  • Weed control—Weeds are actively controlled throughout the Capricorn yellow chats distribution. Pasture grasses are actively managed by landowners by using appropriate grazing regimes to reduce the abundance of para grass while minimising impacts to Capricorn yellow chat habitat. Greening Australia has also been supporting landowners with weed management works on private properties, while QPWS actively manages weeds in and around Capricorn yellow chat habitat in Curtis Island National Park.
  • Habitat loss—Ongoing engagement with stakeholders that are involved in existing and emerging industries that use the marine plains is required to minimise the impact to Capricorn yellow chat habitat. Existing industries are engaged in the program to protect Capricorn yellow chat habitat.

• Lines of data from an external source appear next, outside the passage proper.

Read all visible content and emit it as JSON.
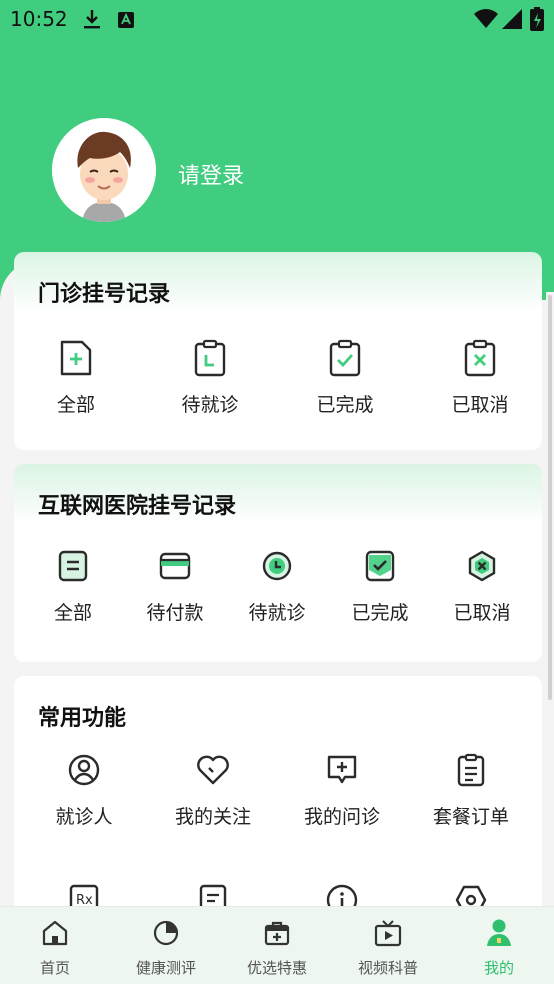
{
  "status_bar": {
    "time": "10:52"
  },
  "profile": {
    "login_text": "请登录"
  },
  "outpatient": {
    "title": "门诊挂号记录",
    "items": [
      {
        "label": "全部",
        "icon": "file-plus-icon"
      },
      {
        "label": "待就诊",
        "icon": "clipboard-clock-icon"
      },
      {
        "label": "已完成",
        "icon": "clipboard-check-icon"
      },
      {
        "label": "已取消",
        "icon": "clipboard-x-icon"
      }
    ]
  },
  "internet_hospital": {
    "title": "互联网医院挂号记录",
    "items": [
      {
        "label": "全部",
        "icon": "list-icon"
      },
      {
        "label": "待付款",
        "icon": "wallet-icon"
      },
      {
        "label": "待就诊",
        "icon": "clock-icon"
      },
      {
        "label": "已完成",
        "icon": "check-icon"
      },
      {
        "label": "已取消",
        "icon": "hexagon-x-icon"
      }
    ]
  },
  "common": {
    "title": "常用功能",
    "items": [
      {
        "label": "就诊人",
        "icon": "user-circle-icon"
      },
      {
        "label": "我的关注",
        "icon": "heart-icon"
      },
      {
        "label": "我的问诊",
        "icon": "chat-plus-icon"
      },
      {
        "label": "套餐订单",
        "icon": "clipboard-list-icon"
      }
    ],
    "row2_icons": [
      "rx-icon",
      "document-icon",
      "info-icon",
      "settings-icon"
    ]
  },
  "bottom_nav": [
    {
      "label": "首页",
      "icon": "home-icon"
    },
    {
      "label": "健康测评",
      "icon": "pie-chart-icon"
    },
    {
      "label": "优选特惠",
      "icon": "medical-box-icon"
    },
    {
      "label": "视频科普",
      "icon": "video-icon"
    },
    {
      "label": "我的",
      "icon": "user-icon",
      "active": true
    }
  ],
  "colors": {
    "accent": "#40cd7f",
    "active_nav": "#2fc06e"
  }
}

Further research into the Capricorn yellow chat is required, specifically genetic diversity within and between subpopulations to identify management actions required and the interaction between Capricorn yellow chat and para grass to improve grazing practices.

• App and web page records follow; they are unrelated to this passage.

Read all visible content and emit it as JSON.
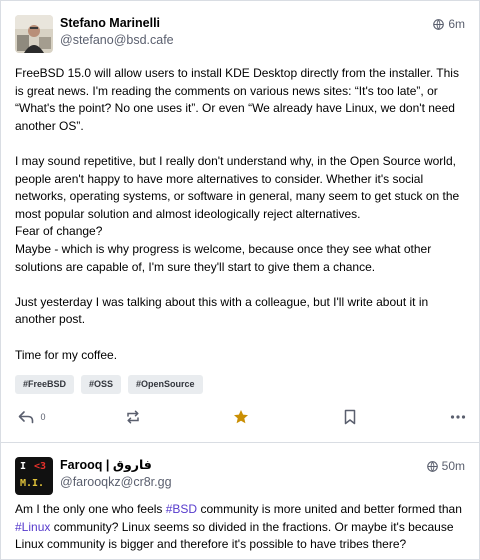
{
  "post1": {
    "display_name": "Stefano Marinelli",
    "handle": "@stefano@bsd.cafe",
    "time": "6m",
    "paragraphs": [
      "FreeBSD 15.0 will allow users to install KDE Desktop directly from the installer. This is great news. I'm reading the comments on various news sites: “It's too late”, or “What's the point? No one uses it”. Or even “We already have Linux, we don't need another OS”.",
      "I may sound repetitive, but I really don't understand why, in the Open Source world, people aren't happy to have more alternatives to consider. Whether it's social networks, operating systems, or software in general, many seem to get stuck on the most popular solution and almost ideologically reject alternatives.",
      "Fear of change?",
      "Maybe - which is why progress is welcome, because once they see what other solutions are capable of, I'm sure they'll start to give them a chance.",
      "Just yesterday I was talking about this with a colleague, but I'll write about it in another post.",
      "Time for my coffee."
    ],
    "tags": [
      "#FreeBSD",
      "#OSS",
      "#OpenSource"
    ],
    "reply_count": "0",
    "accent_color": "#ca8f04",
    "icons": {
      "visibility": "globe-icon",
      "reply": "reply-icon",
      "boost": "boost-icon",
      "favourite": "star-icon",
      "bookmark": "bookmark-icon",
      "more": "more-icon"
    }
  },
  "post2": {
    "display_name": "Farooq | فاروق",
    "handle": "@farooqkz@cr8r.gg",
    "time": "50m",
    "avatar_text": [
      "I",
      "<3",
      "M.I."
    ],
    "content": {
      "t1": "Am I the only one who feels ",
      "tag1": "#BSD",
      "t2": " community is more united and better formed than ",
      "tag2": "#Linux",
      "t3": " community? Linux seems so divided in the fractions. Or maybe it's because Linux community is bigger and therefore it's possible to have tribes there?"
    },
    "link_color": "#563acc"
  }
}
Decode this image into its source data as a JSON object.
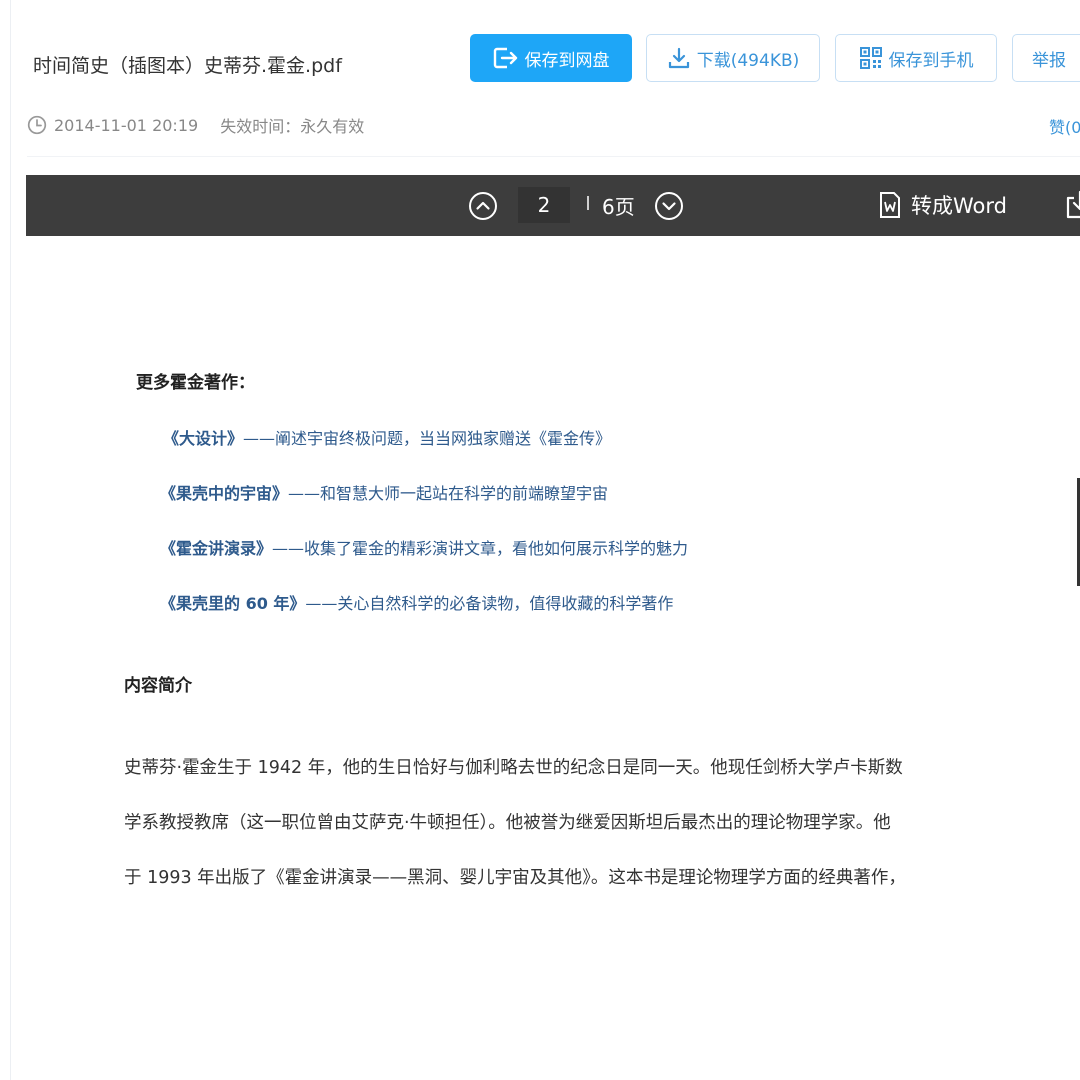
{
  "header": {
    "file_title": "时间简史（插图本）史蒂芬.霍金.pdf",
    "buttons": {
      "save_to_cloud": "保存到网盘",
      "download": "下载(494KB)",
      "save_to_phone": "保存到手机",
      "report": "举报"
    },
    "meta": {
      "date": "2014-11-01 20:19",
      "expire": "失效时间：永久有效",
      "like": "赞(0"
    }
  },
  "toolbar": {
    "current_page": "2",
    "total_pages": "6页",
    "convert_word": "转成Word"
  },
  "document": {
    "more_works_heading": "更多霍金著作：",
    "works": [
      {
        "title": "《大设计》",
        "desc": "——阐述宇宙终极问题，当当网独家赠送《霍金传》"
      },
      {
        "title": "《果壳中的宇宙》",
        "desc": "——和智慧大师一起站在科学的前端瞭望宇宙"
      },
      {
        "title": "《霍金讲演录》",
        "desc": "——收集了霍金的精彩演讲文章，看他如何展示科学的魅力"
      },
      {
        "title": "《果壳里的 60 年》",
        "desc": "——关心自然科学的必备读物，值得收藏的科学著作"
      }
    ],
    "intro_heading": "内容简介",
    "intro_lines": [
      "史蒂芬·霍金生于 1942 年，他的生日恰好与伽利略去世的纪念日是同一天。他现任剑桥大学卢卡斯数",
      "学系教授教席（这一职位曾由艾萨克·牛顿担任）。他被誉为继爱因斯坦后最杰出的理论物理学家。他",
      "于 1993 年出版了《霍金讲演录——黑洞、婴儿宇宙及其他》。这本书是理论物理学方面的经典著作，"
    ]
  }
}
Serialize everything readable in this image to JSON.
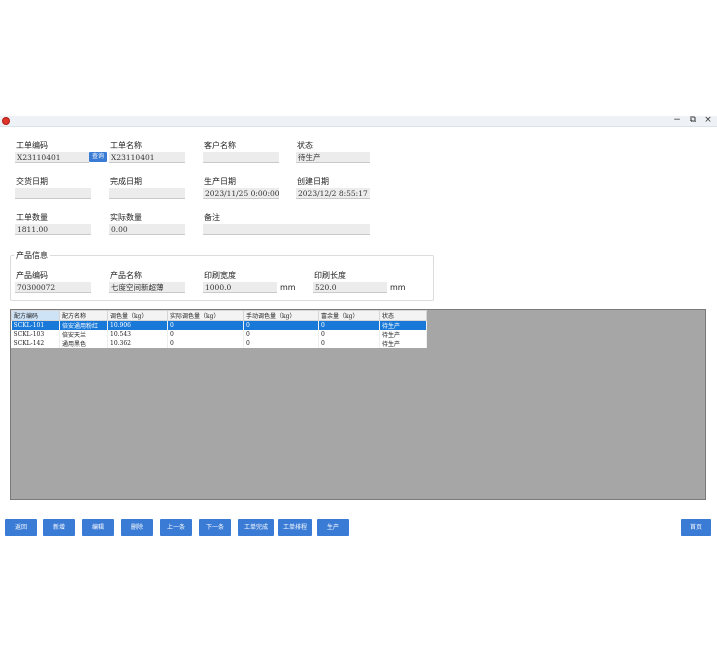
{
  "window": {
    "minimize": "−",
    "maximize": "⧉",
    "close": "×"
  },
  "order": {
    "code_label": "工单编码",
    "code_value": "X23110401",
    "query_label": "查询",
    "name_label": "工单名称",
    "name_value": "X23110401",
    "customer_label": "客户名称",
    "customer_value": "",
    "status_label": "状态",
    "status_value": "待生产",
    "delivery_label": "交货日期",
    "delivery_value": "",
    "complete_label": "完成日期",
    "complete_value": "",
    "produce_label": "生产日期",
    "produce_value": "2023/11/25 0:00:00",
    "create_label": "创建日期",
    "create_value": "2023/12/2 8:55:17",
    "qty_label": "工单数量",
    "qty_value": "1811.00",
    "actual_label": "实际数量",
    "actual_value": "0.00",
    "remark_label": "备注",
    "remark_value": ""
  },
  "product": {
    "group_title": "产品信息",
    "code_label": "产品编码",
    "code_value": "70300072",
    "name_label": "产品名称",
    "name_value": "七度空间新超薄",
    "width_label": "印刷宽度",
    "width_value": "1000.0",
    "width_unit": "mm",
    "length_label": "印刷长度",
    "length_value": "520.0",
    "length_unit": "mm"
  },
  "grid": {
    "columns": [
      "配方编码",
      "配方名称",
      "调色量（kg）",
      "实际调色量（kg）",
      "手动调色量（kg）",
      "富余量（kg）",
      "状态"
    ],
    "rows": [
      [
        "SCKL-101",
        "倍安通用粉红",
        "10.906",
        "0",
        "0",
        "0",
        "待生产"
      ],
      [
        "SCKL-103",
        "倍安天兰",
        "10.543",
        "0",
        "0",
        "0",
        "待生产"
      ],
      [
        "SCKL-142",
        "通用黑色",
        "10.362",
        "0",
        "0",
        "0",
        "待生产"
      ]
    ]
  },
  "buttons": {
    "back": "返回",
    "add": "新增",
    "edit": "编辑",
    "delete": "删除",
    "prev": "上一条",
    "next": "下一条",
    "finish": "工单完成",
    "schedule": "工单排程",
    "produce": "生产",
    "home": "首页"
  },
  "colors": {
    "accent": "#3a7bd5",
    "selected_row": "#1979d8",
    "grid_background": "#a6a6a6"
  }
}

As these management actions are delivered and results from the population monitoring program and research programs are identified, this information will be updated.

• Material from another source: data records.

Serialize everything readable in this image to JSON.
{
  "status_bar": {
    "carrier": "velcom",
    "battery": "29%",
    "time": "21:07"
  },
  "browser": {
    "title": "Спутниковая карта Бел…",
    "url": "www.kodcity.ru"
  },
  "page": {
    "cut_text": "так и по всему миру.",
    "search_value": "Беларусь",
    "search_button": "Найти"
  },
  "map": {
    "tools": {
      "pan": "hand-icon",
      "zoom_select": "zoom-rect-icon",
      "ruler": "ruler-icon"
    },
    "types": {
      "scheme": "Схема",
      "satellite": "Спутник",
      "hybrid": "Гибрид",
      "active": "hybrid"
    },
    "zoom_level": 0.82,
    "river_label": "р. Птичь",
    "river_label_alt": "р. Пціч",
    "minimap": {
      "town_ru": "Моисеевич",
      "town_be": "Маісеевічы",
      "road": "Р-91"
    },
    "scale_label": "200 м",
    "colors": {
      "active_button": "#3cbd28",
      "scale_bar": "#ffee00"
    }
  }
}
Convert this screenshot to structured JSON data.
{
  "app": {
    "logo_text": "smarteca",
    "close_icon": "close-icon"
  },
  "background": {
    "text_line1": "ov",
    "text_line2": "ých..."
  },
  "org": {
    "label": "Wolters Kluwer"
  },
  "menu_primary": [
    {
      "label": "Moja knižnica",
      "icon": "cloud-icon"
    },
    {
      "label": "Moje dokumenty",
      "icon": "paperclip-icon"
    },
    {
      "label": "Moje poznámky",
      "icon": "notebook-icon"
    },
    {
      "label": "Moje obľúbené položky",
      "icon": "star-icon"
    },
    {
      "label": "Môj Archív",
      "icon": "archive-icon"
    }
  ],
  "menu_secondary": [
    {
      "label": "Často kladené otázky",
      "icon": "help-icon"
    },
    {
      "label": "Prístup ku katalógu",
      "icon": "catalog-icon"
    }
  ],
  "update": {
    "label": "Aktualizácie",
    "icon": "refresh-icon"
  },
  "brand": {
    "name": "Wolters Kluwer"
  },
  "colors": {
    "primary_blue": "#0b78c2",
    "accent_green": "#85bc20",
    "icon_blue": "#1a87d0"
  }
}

Related information

Black, R. Study of the potential actions to mitigate effects on Capricorn yellow chat habitat due to climate change impacts of changing rainfall and rising sea levels Report prepared by Birdlife Capricornia for Greening Australia, Rockhampton, Queensland

DES 2020 Capricorn yellow chat species summary and future directions report. Brisbane, Department for Environment and Science, Queensland (PDF, 1.1 MB) .

Houston, W & Melzer, A 2008, Yellow chat (Capricorn subspecies) (Epthianura crocea macgregori) recovery plan, accessed from http://www.environment.gov.au/system/files/resources/ecd1aa78-2135-49d0-8b0b- dce3325b3f98/files/e-c-macgregori.pdf (PDF, 1.1MB)

Houston, W, Black, R, Elder, R & Shearer, D 2020a, ‘Breeding ecology of a marine plain dependent passerine, the Capricorn Yellow Chat Epthianura crocea macgregori, in north-eastern Australia’, Australian Field Ornithology, vol. 37, pp. 15–25.

Houston, WA 2013, ‘Breeding cues in a wetland-dependent Australian passerine of the seasonally wet-dry tropics’, Austral Ecology, vol. 38, no. 6, pp. 617–626.

Houston, WA, Aspden, WJ, Elder, R, Black, RL, Neaves, LE, King, AG & Major, RE 2018b, ‘Restricted gene flow in the endangered Capricorn Yellow Chat Epthianura crocea macgregori: Consequences for conservation management’, Bird Conservation International, vol. 28, no. 1, pp. 116–125.

Houston, WA, Elder, R & Black, R 2018a, ‘Population trend and conservation status of the Capricorn Yellow Chat Epthianura crocea macgregori’, Bird Conservation International, vol. 28, no. 1, pp. 100–115.

Houston, WA, Elder, R, Black, RL, Shearer, D, Harte, M & Hammond, A 2020b, ‘Climate change, mean sea levels, wetland decline and the survival of the critically endangered Capricorn Yellow Chat’, Austral Ecology, pp. 1–17.